Homily for the
Solemnity of PentecostJune 12, 2011
Psalm 104: 1,24,29-31,34
John 20: 19-23
1 Cor 12: 3-7, 12-13
Ursulines, Willow Dr., N.R.
“When you send forth your spirit, they are created, and you renew the face of the earth” (Ps 104: 30).
"Jesus has poured this Spirit you see and hear": mosaic in the National Shrine of the Immaculate Conception, Washington, D.C.
The 1st 2 verses of the Bible speak of God’s creating the heavens and the earth “in the beginning,” and of a divine wind—or the spirit of God—sweeping over primordial waters as part of that creative process. I’m no paleontologist, but those who study the beginnings of life on our planet tell us, as I understand it, that all life forms emerged from the sea. The so-called Priestly Source of this section of Genesis had no idea how uncanny his description has turned out to be!
The point of the story, of course, is that God has given all order and all life and all goodness to the universe. God has literally “inspired” creation. God’s plan from “the beginning” was that all of creation should be alive and thrive in an orderly relationship with him. Again, the Psalmist picks up on that theme: “How manifold are your works, O Lord! The earth is full of your creatures” (104:24). St. Irenaeus gives us the patristic insight: “The glory of God is man fully alive.”
The sin of the 1st human beings introduced disorder and death in God’s universe, listening not to the divine Spirit but to the evil spirit: Sine tuo numine, nihil est in homine, nihil est innoxium, very freely rendered, “Where you are not, we have naught: Nothing good in deed or thought, Nothing free from taint of ill.”
So we may rightly claim that the divine Spirit intervened to restore God’s will for the universe: Mary conceived of the Holy Spirit, and the Word was made flesh. The 1st word spoken by the Word after his resurrection is “Shalom!” Peace be with you! The word of life is a word of peace, and that peace follows from the reconciliation between God and sinners: “Receive the Holy Spirit. Whose sins you forgive are forgiven them” (John 20:23). The Spirit is life-giving, for it’s God’s most ardent desire that we be fully alive. “May the glory of the Lord endure forever; may the Lord be glad in his works!” (Ps 104:31). “The glory of God is man fully alive.”

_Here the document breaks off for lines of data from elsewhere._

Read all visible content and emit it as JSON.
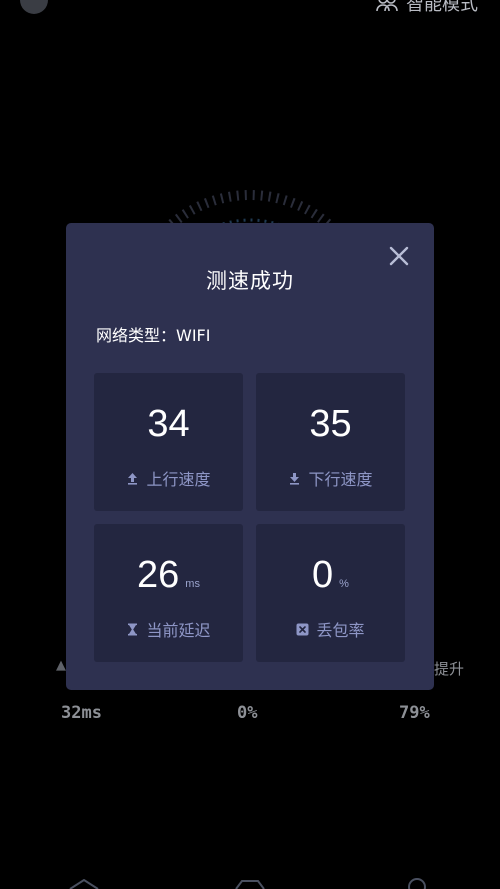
{
  "background": {
    "top_right_label": "智能模式",
    "stats": {
      "latency": "32ms",
      "loss": "0%",
      "boost": "79%"
    },
    "side_right_text": "提升"
  },
  "dialog": {
    "title": "测速成功",
    "network_label": "网络类型：",
    "network_value": "WIFI",
    "cards": {
      "upload": {
        "value": "34",
        "label": "上行速度",
        "icon": "upload-icon"
      },
      "download": {
        "value": "35",
        "label": "下行速度",
        "icon": "download-icon"
      },
      "latency": {
        "value": "26",
        "unit": "ms",
        "label": "当前延迟",
        "icon": "hourglass-icon"
      },
      "loss": {
        "value": "0",
        "unit": "%",
        "label": "丢包率",
        "icon": "close-box-icon"
      }
    }
  },
  "colors": {
    "dialog_bg": "#2e3150",
    "card_bg": "#232640",
    "accent_label": "#8e96c6"
  }
}
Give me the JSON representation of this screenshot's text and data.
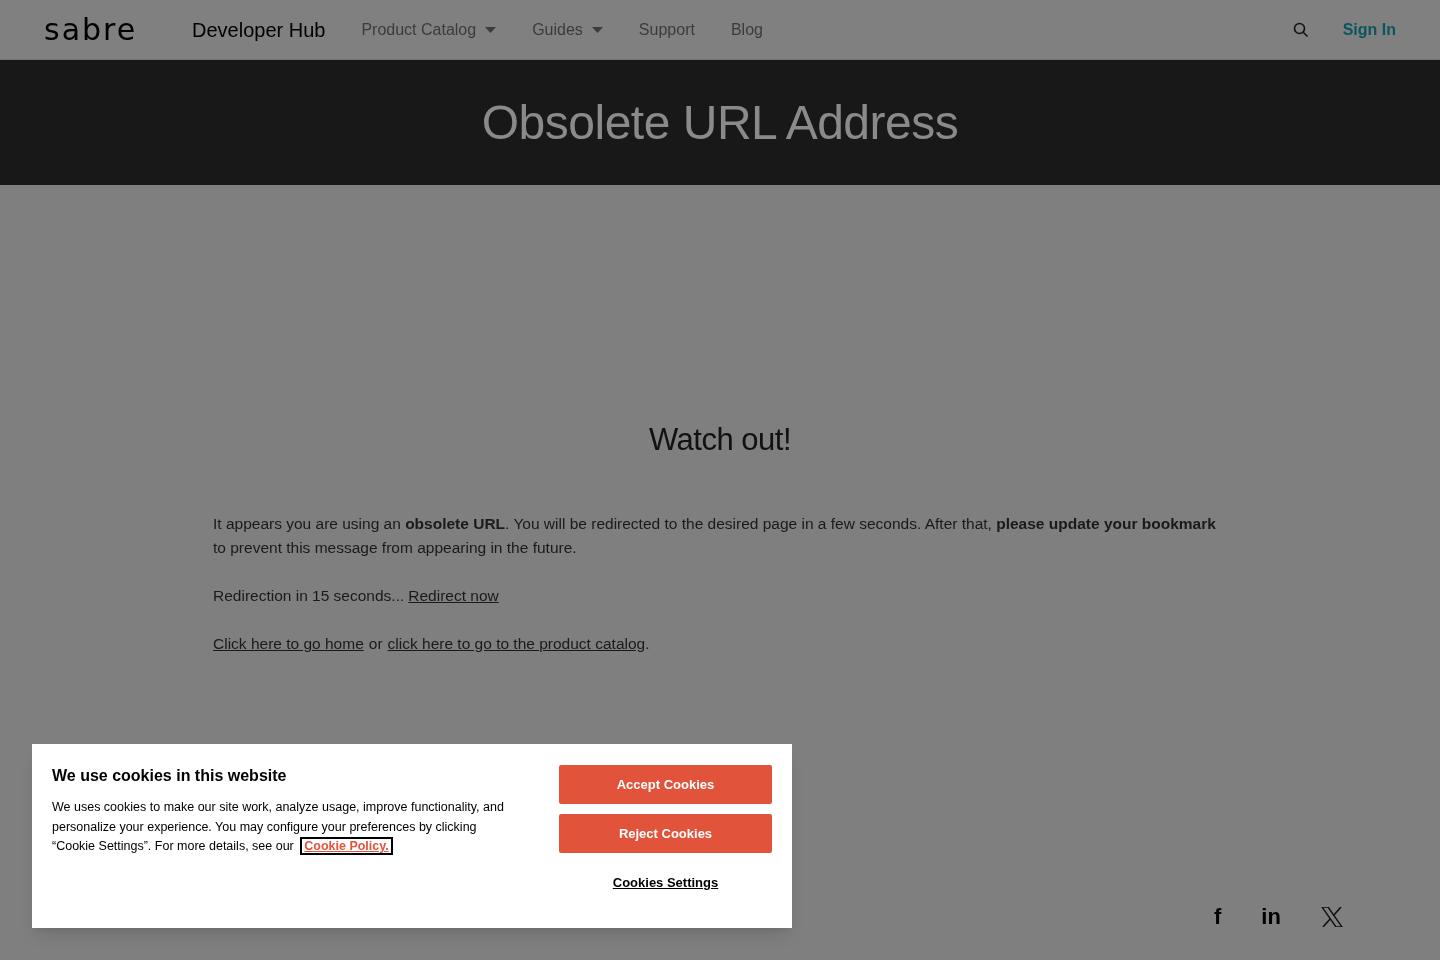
{
  "header": {
    "logo": "sabre",
    "site_name": "Developer Hub",
    "nav": [
      {
        "label": "Product Catalog",
        "dropdown": true
      },
      {
        "label": "Guides",
        "dropdown": true
      },
      {
        "label": "Support",
        "dropdown": false
      },
      {
        "label": "Blog",
        "dropdown": false
      }
    ],
    "sign_in": "Sign In"
  },
  "hero": {
    "title": "Obsolete URL Address"
  },
  "content": {
    "heading": "Watch out!",
    "message": "It appears you are using an **obsolete URL**. You will be redirected to the desired page in a few seconds. After that, **please update your bookmark** to prevent this message from appearing in the future.",
    "countdown": "Redirection in 15 seconds...",
    "redirect_link": "Redirect now",
    "home_link": "Click here to go home",
    "separator": "or",
    "catalog_link": "click here to go to the product catalog",
    "end": "."
  },
  "cookie_banner": {
    "title": "We use cookies in this website",
    "text": "We uses cookies to make our site work, analyze usage, improve functionality, and personalize your experience. You may configure your preferences by clicking “Cookie Settings”. For more details, see our",
    "policy_link": "Cookie Policy.",
    "buttons": [
      "Accept Cookies",
      "Reject Cookies"
    ],
    "settings_link": "Cookies Settings"
  },
  "social": [
    "f",
    "in"
  ]
}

As you know, water that just sits becomes stagnant, repulsive, dead. God’s Spirit isn’t stagnant. Jesus uses the image of flowing water to refer to the Spirit, especially in John’s Gospel: we must be born again of water and the Spirit (3:5); Jesus offers the Samaritan woman the gift of living water, flowing water (4:10); from whoever believes in Jesus will flow “rivers of living water” (7:38-39); from the pierced side of Jesus flow blood and water (19:34). So those who are filled with the Spirit, those who are fully alive in Christ, act accordingly. They flow, they move, they generate life. On the day of Pentecost, “they all began to speak in different tongues” (2:4) and then went out and preached Jesus Christ. Likewise, Paul says that to be able to proclaim “Jesus is Lord” is a gift of the Spirit (1 Cor 12:3), and the Spirit gives a great variety of gifts to the disciples of Jesus “for some benefit” (12:7).
The Cascade of Slid, a stretch of Pine Meadow Brook in Harriman State Park, New York
God’s dynamic Spirit impels believers to act on what they believe, in “different forms of service,” in “different workings” for the glory of God and the spread of the Good News that “Jesus is Lord,” for the reconciliation of sinners with God, for the restoration of goodness and order in the created universe. Lava quod est sordidum, riga quod est aridum, sana quod est saucium. Da virtutis meritum, da salutis exitum, da perenne gaudium: “Heal our wounds, our strength renew; On our dryness pour thy dew; Wash the stains of guilt away. Give us virtue’s sure reward; Give us your salvation, Lord; Give us joys that never end.”
Sisters, you are sent by the Risen Jesus to preach that Good News, to work with the Spirit of God to effect peace and reconciliation. The different spiritual gifts you have received—of virtue, of teaching, of prayer, of leadership, of wisdom, of discernment, of inner healing, etc.—bring them to your community; bring them to the people of God “for some benefit,” for building up the body of Christ. Fill the earth with the glory of God!